Seite 318 - ... when they sang in alternate verses a hymn to Christ, as to a god, and bound themselves by a solemn oath, not to any wicked deeds, but never to commit any fraud, theft or adultery, never to falsify their word, nor deny a trust when they should be called upon to deliver it up; after which it was their custom to separate, and then reassemble to partake of food - but food of an ordinary and innocent kind.
Seite 315 - TO THE EMPEROR TRAJAN. IT is a rule, Sir, which I inviolably observe, to refer myself to you in all my doubts ; for who is more capable of removing my scruples, or informing my ignorance? Having never been present at any trials concerning those who profess Christianity, I am unacquainted not only with the nature of their crimes, or the measure of their punishment, but how far it is proper to enter into an examination concerning them. Whether, therefore, any difference is usually made with respect...
Seite 318 - Christ, as to some god, binding selves by a solemn oath, not for the purposes of any wicked design, but never to commit any fraud, theft, or adultery; never to falsify their word, nor deny a trust when they should be called upon to deliver it up ; after which, it was their custom to separate, and then reassemble, to eat in common a harmless meal.
Seite 319 - Nevertheless, it still seems possible to remedy this evil and restrain its progress. The temples, at least, which were once almost deserted, begin now to be frequented; and the sacred solemnities, after a long intermission, are again revived; while there is a general demand for the victims, which for some time past have met with but few purchasers.
Seite 52 - The seasons' difference, as the icy fang And churlish chiding of the winter's wind, Which, when it bites and blows upon my body, Even till I shrink with cold, I smile and say This is no flattery: these are counsellors That feelingly persuade me what I am.
Seite 130 - The highest of all characters, in my estimation, is his, who is as ready to pardon the errors of mankind, as if he were every day guilty of some himself; and, at the same time, as cautious of committing a fault, as if he never forgave one.
Seite 54 - Every circumstance of this prophecy was actually accomplished. It is said farther, that upon his arrival at Carthage, as he was coming out of the ship, the same figure accosted him upon the shore.
Seite 212 - O but in kind, and so place some of my servants to overlook the tillage, and guard the stock; as indeed there is no sort of revenue more agreeable to reason, than what arises from the bounty of the soil, the seasons, and the climate.

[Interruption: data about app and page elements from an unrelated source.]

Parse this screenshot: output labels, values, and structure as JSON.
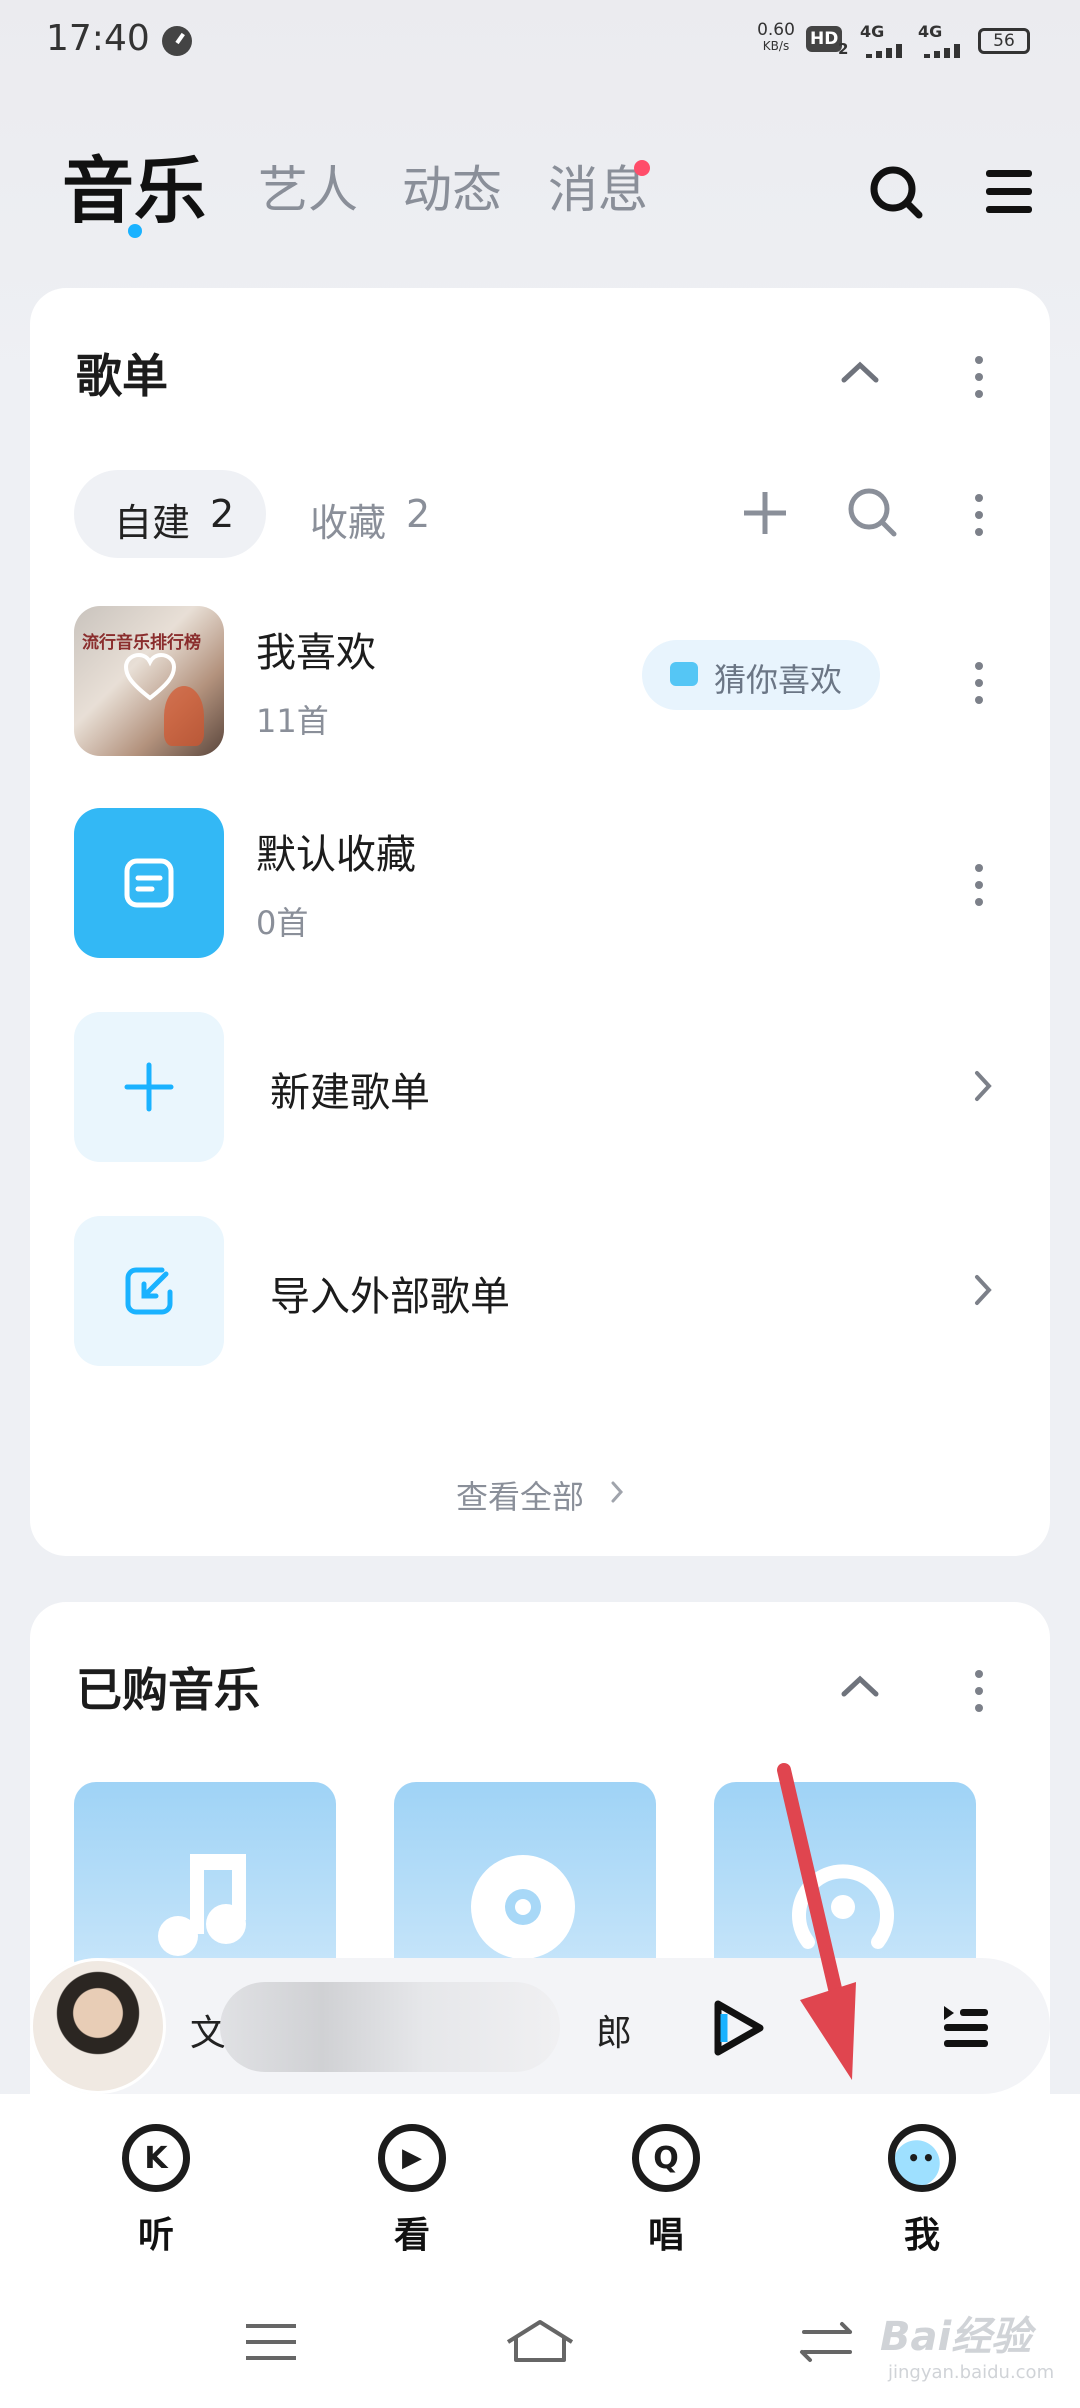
{
  "status": {
    "time": "17:40",
    "net_speed": "0.60",
    "net_unit": "KB/s",
    "hd": "HD",
    "hd_sub": "2",
    "sig1": "4G",
    "sig2": "4G",
    "battery": "56"
  },
  "header": {
    "tabs": [
      "音乐",
      "艺人",
      "动态",
      "消息"
    ]
  },
  "playlist_card": {
    "title": "歌单",
    "chips": [
      {
        "label": "自建",
        "count": "2"
      },
      {
        "label": "收藏",
        "count": "2"
      }
    ],
    "items": [
      {
        "title": "我喜欢",
        "sub": "11首",
        "badge": "猜你喜欢",
        "cover_text": "流行音乐排行榜"
      },
      {
        "title": "默认收藏",
        "sub": "0首"
      },
      {
        "title": "新建歌单"
      },
      {
        "title": "导入外部歌单"
      }
    ],
    "view_all": "查看全部"
  },
  "purchased_card": {
    "title": "已购音乐"
  },
  "player": {
    "text_left": "文",
    "text_right": "郎"
  },
  "bottom_nav": [
    {
      "label": "听",
      "icon_char": "K"
    },
    {
      "label": "看",
      "icon_char": "▶"
    },
    {
      "label": "唱",
      "icon_char": "Q"
    },
    {
      "label": "我",
      "icon_char": "••"
    }
  ],
  "watermark": {
    "text": "Bai经验",
    "sub": "jingyan.baidu.com"
  },
  "colors": {
    "accent": "#1ab2ff",
    "badge_bg": "#e8f4fd",
    "arrow": "#e0454f"
  }
}
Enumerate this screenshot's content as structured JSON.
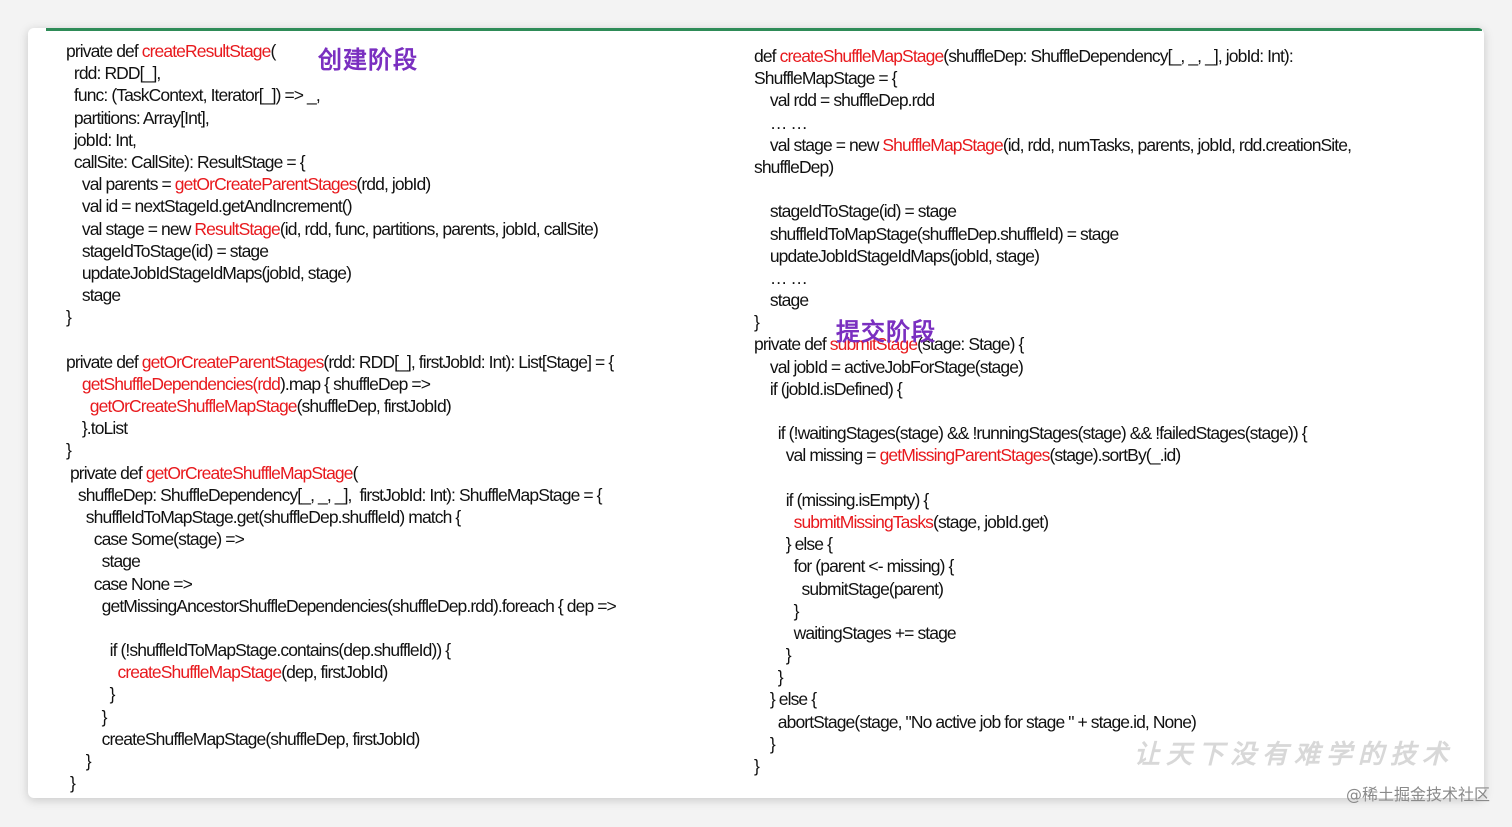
{
  "labels": {
    "create_stage": "创建阶段",
    "submit_stage": "提交阶段"
  },
  "left_code": [
    [
      {
        "t": "private def "
      },
      {
        "t": "createResultStage",
        "h": 1
      },
      {
        "t": "("
      }
    ],
    [
      {
        "t": "  rdd: RDD[_],"
      }
    ],
    [
      {
        "t": "  func: (TaskContext, Iterator[_]) => _,"
      }
    ],
    [
      {
        "t": "  partitions: Array[Int],"
      }
    ],
    [
      {
        "t": "  jobId: Int,"
      }
    ],
    [
      {
        "t": "  callSite: CallSite): ResultStage = {"
      }
    ],
    [
      {
        "t": "    val parents = "
      },
      {
        "t": "getOrCreateParentStages",
        "h": 1
      },
      {
        "t": "(rdd, jobId)"
      }
    ],
    [
      {
        "t": "    val id = nextStageId.getAndIncrement()"
      }
    ],
    [
      {
        "t": "    val stage = new "
      },
      {
        "t": "ResultStage",
        "h": 1
      },
      {
        "t": "(id, rdd, func, partitions, parents, jobId, callSite)"
      }
    ],
    [
      {
        "t": "    stageIdToStage(id) = stage"
      }
    ],
    [
      {
        "t": "    updateJobIdStageIdMaps(jobId, stage)"
      }
    ],
    [
      {
        "t": "    stage"
      }
    ],
    [
      {
        "t": "}"
      }
    ],
    [
      {
        "t": ""
      }
    ],
    [
      {
        "t": "private def "
      },
      {
        "t": "getOrCreateParentStages",
        "h": 1
      },
      {
        "t": "(rdd: RDD[_], firstJobId: Int): List[Stage] = {"
      }
    ],
    [
      {
        "t": "    "
      },
      {
        "t": "getShuffleDependencies(rdd",
        "h": 1
      },
      {
        "t": ").map { shuffleDep =>"
      }
    ],
    [
      {
        "t": "      "
      },
      {
        "t": "getOrCreateShuffleMapStage",
        "h": 1
      },
      {
        "t": "(shuffleDep, firstJobId)"
      }
    ],
    [
      {
        "t": "    }.toList"
      }
    ],
    [
      {
        "t": "}"
      }
    ],
    [
      {
        "t": " private def "
      },
      {
        "t": "getOrCreateShuffleMapStage",
        "h": 1
      },
      {
        "t": "("
      }
    ],
    [
      {
        "t": "   shuffleDep: ShuffleDependency[_, _, _],  firstJobId: Int): ShuffleMapStage = {"
      }
    ],
    [
      {
        "t": "     shuffleIdToMapStage.get(shuffleDep.shuffleId) match {"
      }
    ],
    [
      {
        "t": "       case Some(stage) =>"
      }
    ],
    [
      {
        "t": "         stage"
      }
    ],
    [
      {
        "t": "       case None =>"
      }
    ],
    [
      {
        "t": "         getMissingAncestorShuffleDependencies(shuffleDep.rdd).foreach { dep =>"
      }
    ],
    [
      {
        "t": ""
      }
    ],
    [
      {
        "t": "           if (!shuffleIdToMapStage.contains(dep.shuffleId)) {"
      }
    ],
    [
      {
        "t": "             "
      },
      {
        "t": "createShuffleMapStage",
        "h": 1
      },
      {
        "t": "(dep, firstJobId)"
      }
    ],
    [
      {
        "t": "           }"
      }
    ],
    [
      {
        "t": "         }"
      }
    ],
    [
      {
        "t": "         createShuffleMapStage(shuffleDep, firstJobId)"
      }
    ],
    [
      {
        "t": "     }"
      }
    ],
    [
      {
        "t": " }"
      }
    ]
  ],
  "right_code": [
    [
      {
        "t": "def "
      },
      {
        "t": "createShuffleMapStage",
        "h": 1
      },
      {
        "t": "(shuffleDep: ShuffleDependency[_, _, _], jobId: Int):"
      }
    ],
    [
      {
        "t": "ShuffleMapStage = {"
      }
    ],
    [
      {
        "t": "    val rdd = shuffleDep.rdd"
      }
    ],
    [
      {
        "t": "    … …"
      }
    ],
    [
      {
        "t": "    val stage = new "
      },
      {
        "t": "ShuffleMapStage",
        "h": 1
      },
      {
        "t": "(id, rdd, numTasks, parents, jobId, rdd.creationSite,"
      }
    ],
    [
      {
        "t": "shuffleDep)"
      }
    ],
    [
      {
        "t": ""
      }
    ],
    [
      {
        "t": "    stageIdToStage(id) = stage"
      }
    ],
    [
      {
        "t": "    shuffleIdToMapStage(shuffleDep.shuffleId) = stage"
      }
    ],
    [
      {
        "t": "    updateJobIdStageIdMaps(jobId, stage)"
      }
    ],
    [
      {
        "t": "    … …"
      }
    ],
    [
      {
        "t": "    stage"
      }
    ],
    [
      {
        "t": "}"
      }
    ],
    [
      {
        "t": "private def "
      },
      {
        "t": "submitStage",
        "h": 1
      },
      {
        "t": "(stage: Stage) {"
      }
    ],
    [
      {
        "t": "    val jobId = activeJobForStage(stage)"
      }
    ],
    [
      {
        "t": "    if (jobId.isDefined) {"
      }
    ],
    [
      {
        "t": ""
      }
    ],
    [
      {
        "t": "      if (!waitingStages(stage) && !runningStages(stage) && !failedStages(stage)) {"
      }
    ],
    [
      {
        "t": "        val missing = "
      },
      {
        "t": "getMissingParentStages",
        "h": 1
      },
      {
        "t": "(stage).sortBy(_.id)"
      }
    ],
    [
      {
        "t": ""
      }
    ],
    [
      {
        "t": "        if (missing.isEmpty) {"
      }
    ],
    [
      {
        "t": "          "
      },
      {
        "t": "submitMissingTasks",
        "h": 1
      },
      {
        "t": "(stage, jobId.get)"
      }
    ],
    [
      {
        "t": "        } else {"
      }
    ],
    [
      {
        "t": "          for (parent <- missing) {"
      }
    ],
    [
      {
        "t": "            submitStage(parent)"
      }
    ],
    [
      {
        "t": "          }"
      }
    ],
    [
      {
        "t": "          waitingStages += stage"
      }
    ],
    [
      {
        "t": "        }"
      }
    ],
    [
      {
        "t": "      }"
      }
    ],
    [
      {
        "t": "    } else {"
      }
    ],
    [
      {
        "t": "      abortStage(stage, \"No active job for stage \" + stage.id, None)"
      }
    ],
    [
      {
        "t": "    }"
      }
    ],
    [
      {
        "t": "}"
      }
    ]
  ],
  "watermark": "让天下没有难学的技术",
  "footer": "@稀土掘金技术社区",
  "colors": {
    "highlight": "#e8191d",
    "label": "#7a2fc0",
    "accent_line": "#2e8b57"
  }
}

Seite 231 - To THE EMPEROR TRAJAN I CANNOT express, Sir, the pleasure your letter gave me, by which I am informed that you have made my physician Harpocras a denizen of Alexandria; notwithstanding your resolution to follow the maxim of your predecessors in this point, by being extremely cautious in granting that privilege. Agreeably to your directions, I acquaint you that Harpocras belongs to the district of Memphis.1 I entreat you then, 1 One of the four governments of Lower Egypt.
Seite 16 - ... but the advantage attending this method will overbalance the difficulty. I know the bent of your present attention is directed towards the eloquence of the bar; but I would not for that reason advise you never to quit the polemic, if I may so call it, and contentious style.